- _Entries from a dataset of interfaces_
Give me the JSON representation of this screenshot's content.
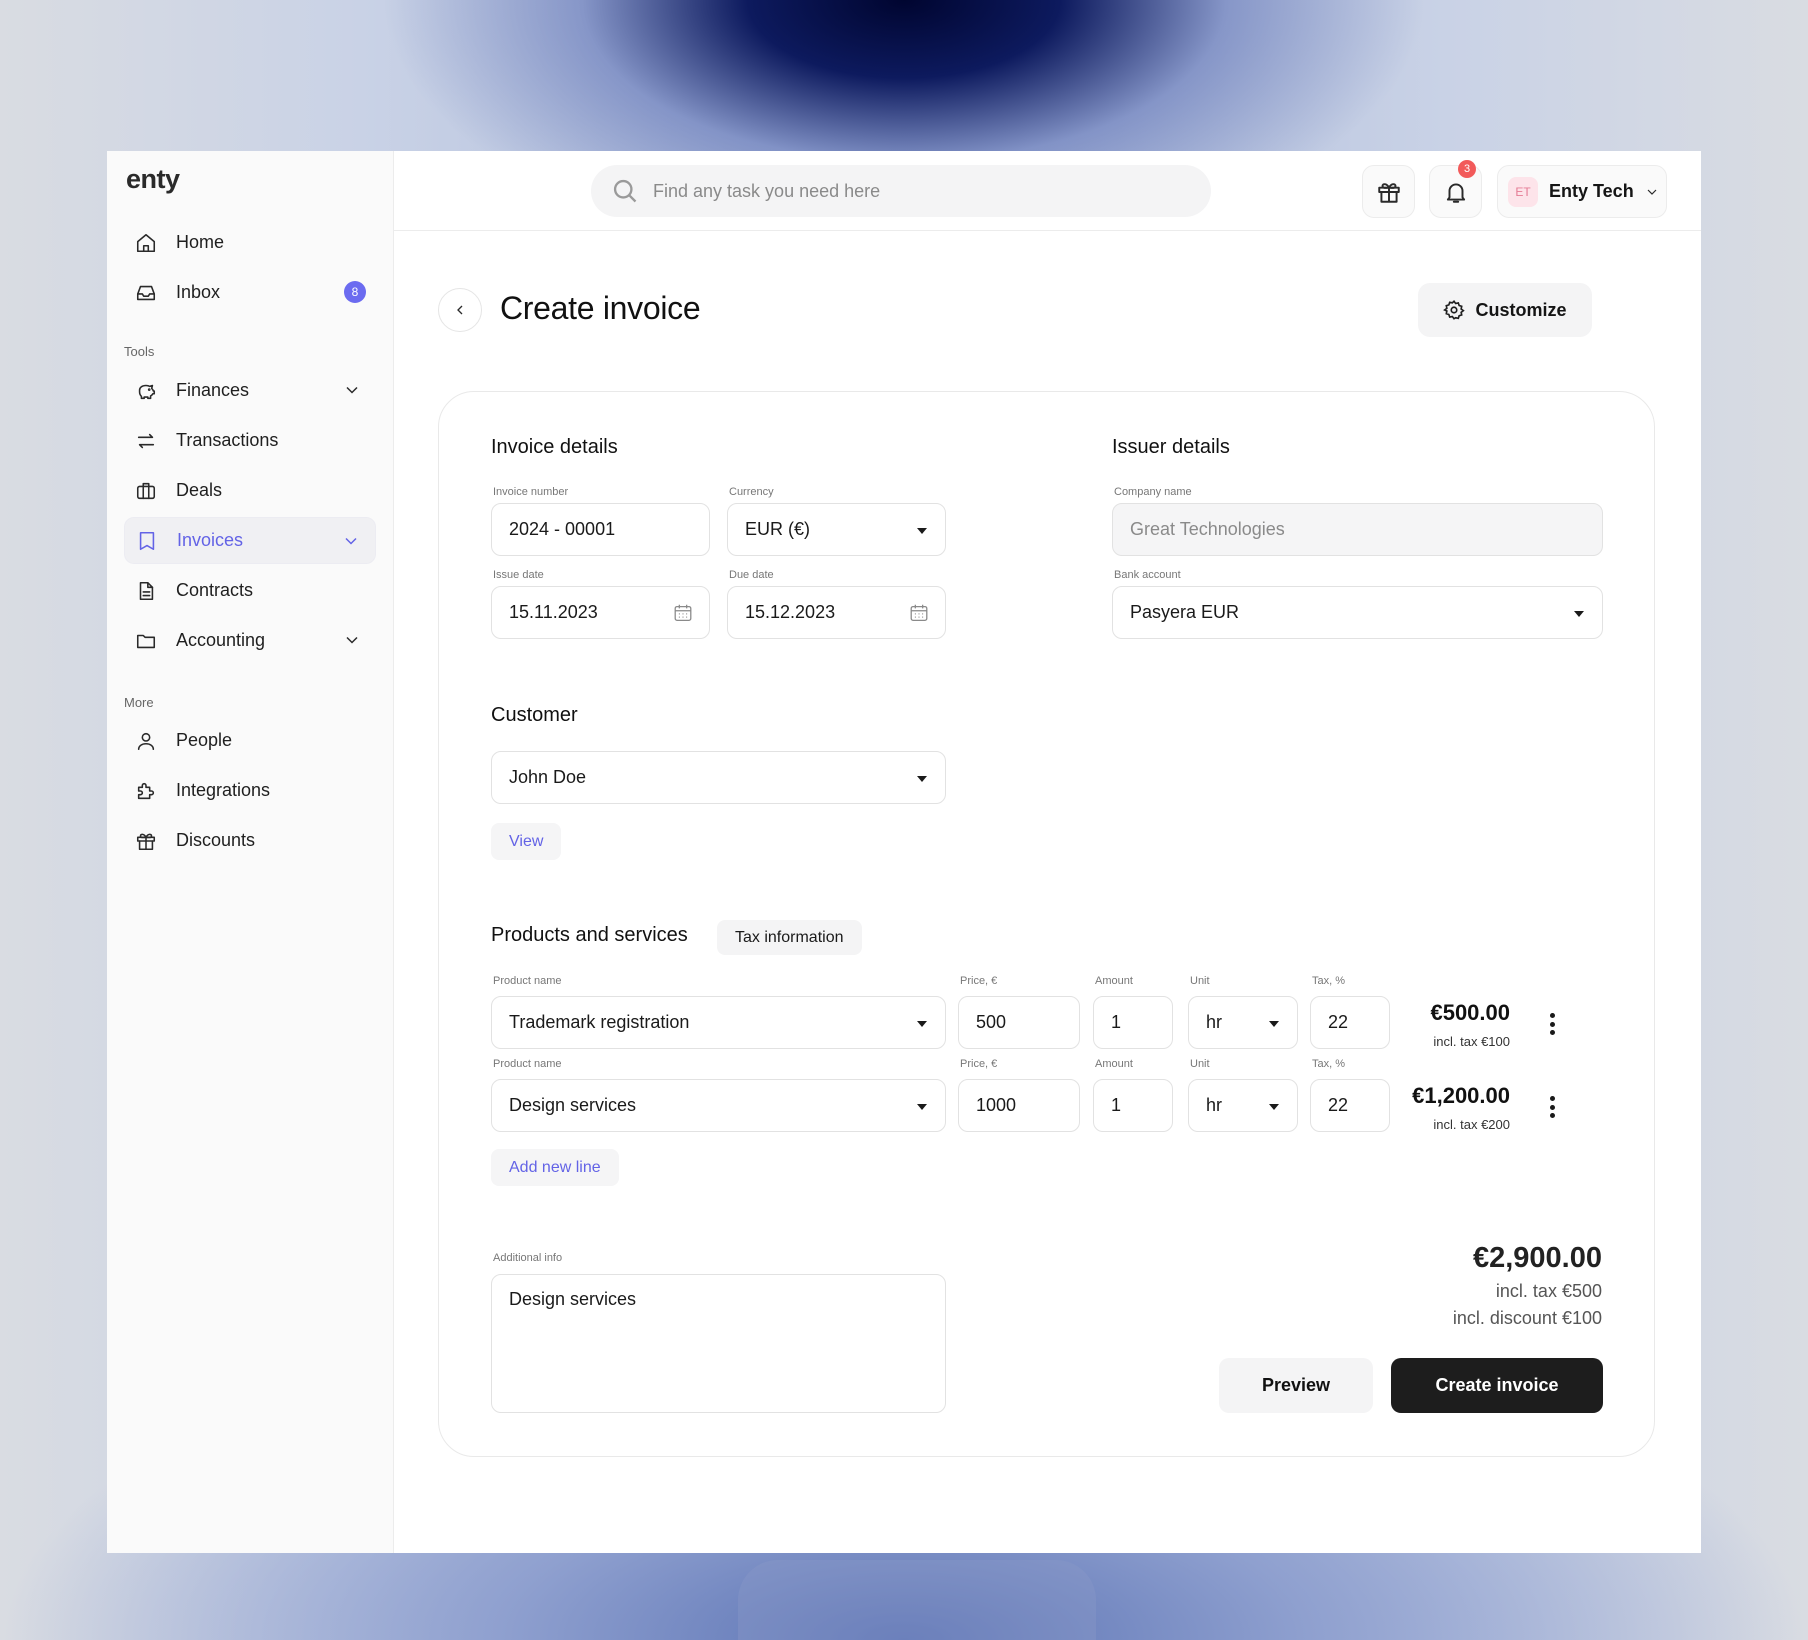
{
  "app": {
    "logo": "enty"
  },
  "sidebar": {
    "items": [
      {
        "label": "Home"
      },
      {
        "label": "Inbox",
        "badge": "8"
      },
      {
        "label": "Finances"
      },
      {
        "label": "Transactions"
      },
      {
        "label": "Deals"
      },
      {
        "label": "Invoices"
      },
      {
        "label": "Contracts"
      },
      {
        "label": "Accounting"
      },
      {
        "label": "People"
      },
      {
        "label": "Integrations"
      },
      {
        "label": "Discounts"
      }
    ],
    "sections": {
      "tools": "Tools",
      "more": "More"
    },
    "active": "Invoices"
  },
  "header": {
    "search_placeholder": "Find any task you need here",
    "notification_count": "3",
    "account": {
      "initials": "ET",
      "name": "Enty Tech"
    }
  },
  "page": {
    "title": "Create invoice",
    "customize_label": "Customize"
  },
  "invoice_details": {
    "title": "Invoice details",
    "invoice_number": {
      "label": "Invoice number",
      "value": "2024 - 00001"
    },
    "currency": {
      "label": "Currency",
      "value": "EUR (€)"
    },
    "issue_date": {
      "label": "Issue date",
      "value": "15.11.2023"
    },
    "due_date": {
      "label": "Due date",
      "value": "15.12.2023"
    }
  },
  "issuer_details": {
    "title": "Issuer details",
    "company_name": {
      "label": "Company name",
      "value": "Great Technologies"
    },
    "bank_account": {
      "label": "Bank account",
      "value": "Pasyera EUR"
    }
  },
  "customer": {
    "title": "Customer",
    "value": "John Doe",
    "view_label": "View"
  },
  "products": {
    "title": "Products and services",
    "tax_info_label": "Tax information",
    "col_labels": {
      "product": "Product name",
      "price": "Price, €",
      "amount": "Amount",
      "unit": "Unit",
      "tax": "Tax, %"
    },
    "lines": [
      {
        "product": "Trademark registration",
        "price": "500",
        "amount": "1",
        "unit": "hr",
        "tax": "22",
        "total": "€500.00",
        "total_tax": "incl. tax €100"
      },
      {
        "product": "Design services",
        "price": "1000",
        "amount": "1",
        "unit": "hr",
        "tax": "22",
        "total": "€1,200.00",
        "total_tax": "incl. tax €200"
      }
    ],
    "add_line_label": "Add new line"
  },
  "additional_info": {
    "label": "Additional info",
    "value": "Design services"
  },
  "summary": {
    "total": "€2,900.00",
    "tax": "incl. tax €500",
    "discount": "incl. discount €100"
  },
  "actions": {
    "preview": "Preview",
    "create": "Create invoice"
  },
  "colors": {
    "accent": "#6363e6",
    "primary_button": "#1d1d1d",
    "notification": "#f25a5a"
  }
}
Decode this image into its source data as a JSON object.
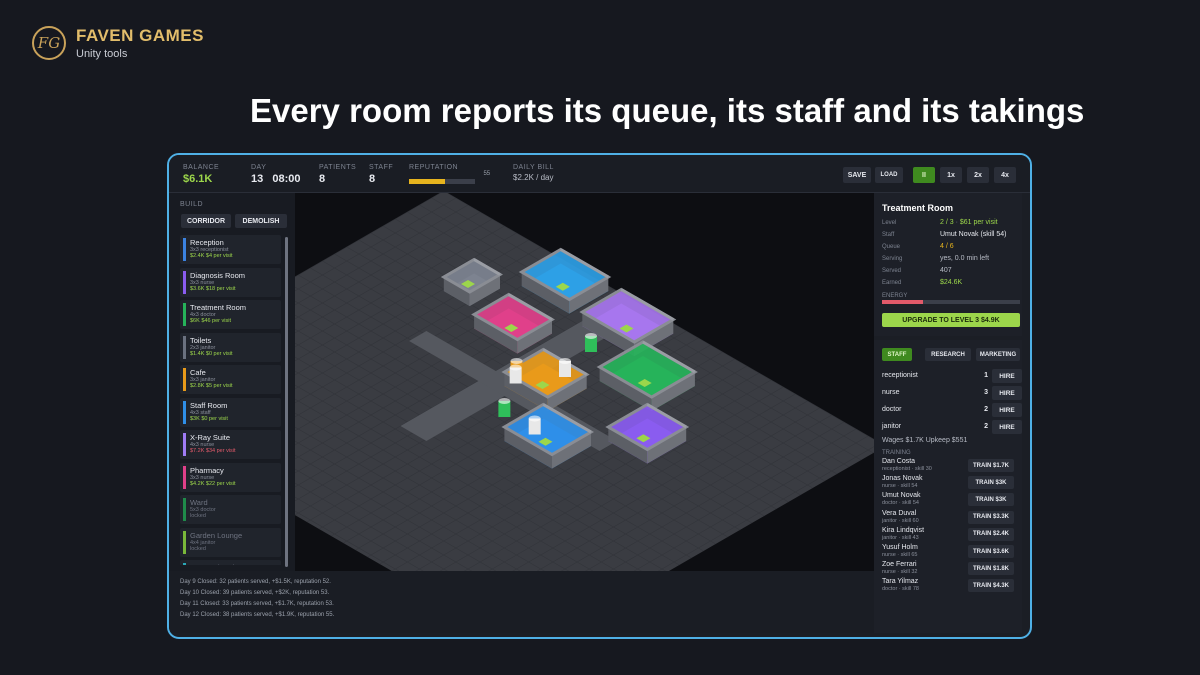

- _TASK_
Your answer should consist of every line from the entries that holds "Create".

- _RESULT OF THIS TASK_
    "title": "Create invoice",
    "create": "Create invoice"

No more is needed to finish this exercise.